  10. ^ David, Trevor J.; Hillenbrand, Lynne A. (2015), "The Ages of Early-Type Stars: Strömgren Photometric Methods Calibrated, Validated, Tested, and Applied to Hosts and Prospective Hosts of Directly Imaged Exoplanets", The Astrophysical Journal, 804 (2): 146, arXiv:1501.03154, Bibcode:2015ApJ...804..146D, doi:10.1088/0004-637X/804/2/146, S2CID 33401607
  11. ^ Zorec, J.; Royer, F. (2012), "Rotational velocities of A-type stars. IV. Evolution of rotational velocities", Astronomy & Astrophysics, 537: A120, arXiv:1201.2052, Bibcode:2012A&A...537A.120Z, doi:10.1051/0004-6361/201117691, S2CID 55586789.
  12. ^ Takeda, Yoichi; Kang, Dong-Il; Han, Inwoo; Lee, Byeong-Cheol; Kim, Kang-Min (2009). "Can Sodium Abundances of A-Type Stars be Reliably Determined from Na I 5890/5896 Lines?". Publications of the Astronomical Society of Japan. 61 (5): 1165–1178. arXiv:0907.1329. Bibcode:2009PASJ...61.1165T. doi:10.1093/pasj/61.5.1165. S2CID 15454888.
  13. ^ a b Royer, F.; Zorec, J.; Gómez, A. E. (February 2007), "Rotational velocities of A-type stars. III. Velocity distributions", Astronomy and Astrophysics, 463 (2): 671–682, arXiv:astro-ph/0610785, Bibcode:2007A&A...463..671R, doi:10.1051/0004-6361:20065224, S2CID 18475298
  14. ^ a b Ehrenreich, D.; et al. (November 2010), "Deep infrared imaging of close companions to austral A- and F-type stars", Astronomy and Astrophysics, 523: A73, arXiv:1007.0002, Bibcode:2010A&A...523A..73E, doi:10.1051/0004-6361/201014763, S2CID 54913363
  15. ^ "del Aqr -- Star", SIMBAD, Centre de Données astronomiques de Strasbourg, retrieved 2012-01-30
  16. ^ a b "Naming Stars". IAU.org. Retrieved 18 June 2018.
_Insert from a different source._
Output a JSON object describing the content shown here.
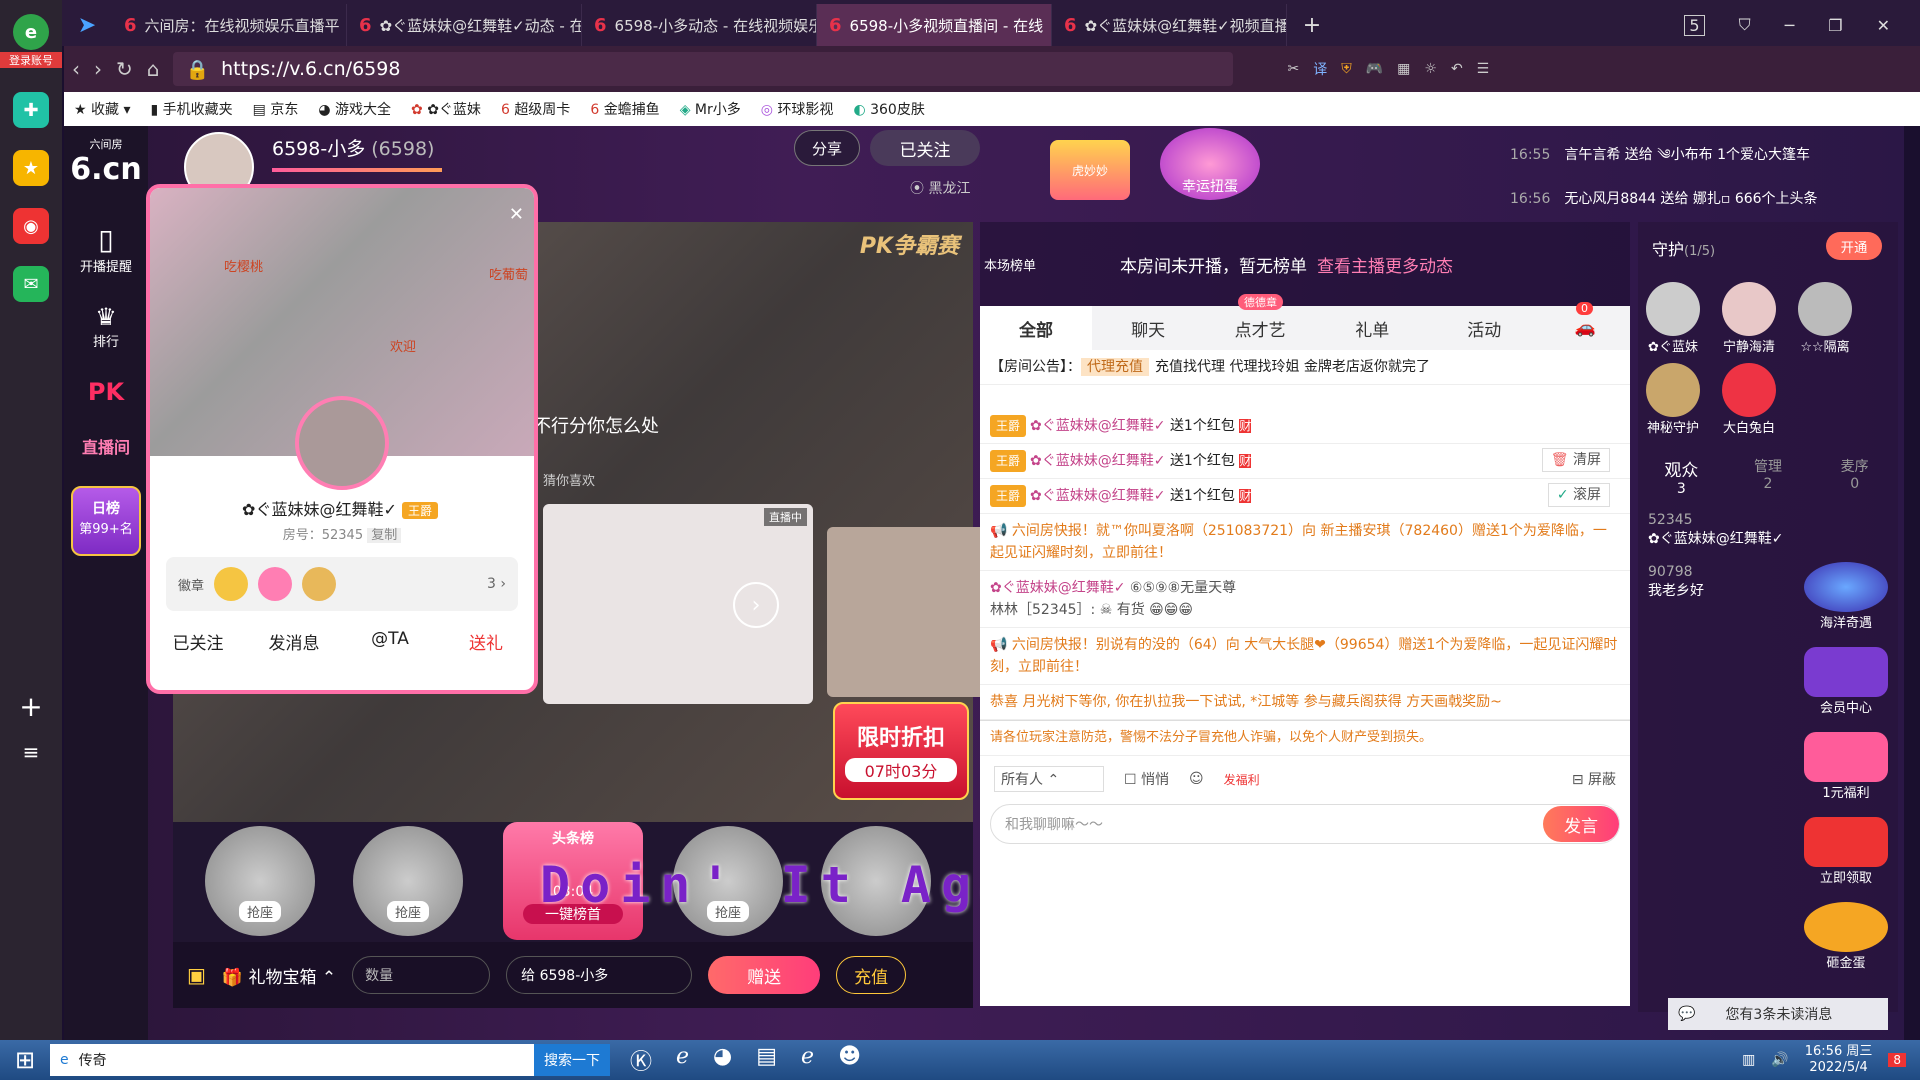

  17. ^ Celis S., L. (October 1975), "Photoelectric photometry of late-type variable stars", Astronomy and Astrophysics Supplement Series, 22: 9–17, Bibcode:1975A&AS...22....9C
  18. ^ Kunitzsch, Paul; Smart, Tim (2006). A Dictionary of Modern star Names: A Short Guide to 254 Star Names and Their Derivations (2nd rev. ed.). Cambridge, Massachusetts: Sky Pub. ISBN 978-1-931559-44-7.
  19. ^ IAU Working Group on Star Names (WGSN), International Astronomical Union, retrieved 22 May 2016.
  20. ^ (in Chinese) AEEA (Activities of Exhibition and Education in Astronomy) 天文教育資訊網 2006 年 7 月 7 日
  21. ^ Hill, G. M. (February 1995), "Compositional differences among the A-type stars. 2: Spectrum synthesis up to V sin i = 110 km/s", Astronomy and Astrophysics, 294 (2): 536–546, Bibcode:1995A&A...294..536H
  22. ^ "The Colour of Stars", Australia Telescope, Outreach and Education, Commonwealth Scientific and Industrial Research Organisation, December 21, 2004, archived from the original on 2012-03-10, retrieved 2012-01-16
  23. ^ Su, K. Y. L.; et al. (December 2006), "Debris Disk Evolution around A Stars", The Astrophysical Journal, 653 (1): 675–689, arXiv:astro-ph/0608563, Bibcode:2006ApJ...653..675S, doi:10.1086/508649, S2CID 14116473
  24. ^ King, Jeremy R.; et al. (April 2003), "Stellar Kinematic Groups. II. A Reexamination of the Membership, Activity, and Age of the Ursa Major Group", The Astronomical Journal, 125 (4): 1980–2017, Bibcode:2003AJ....125.1980K, doi:10.1086/368241
  25. ^ Monier, R. (November 2005), "Abundances of a sample of A and F-type dwarf members of the Ursa Major Group", Astronomy and Astrophysics, 442 (2): 563–566, Bibcode:2005A&A...442..563M, doi:10.1051/0004-6361:20053222

External linksEdit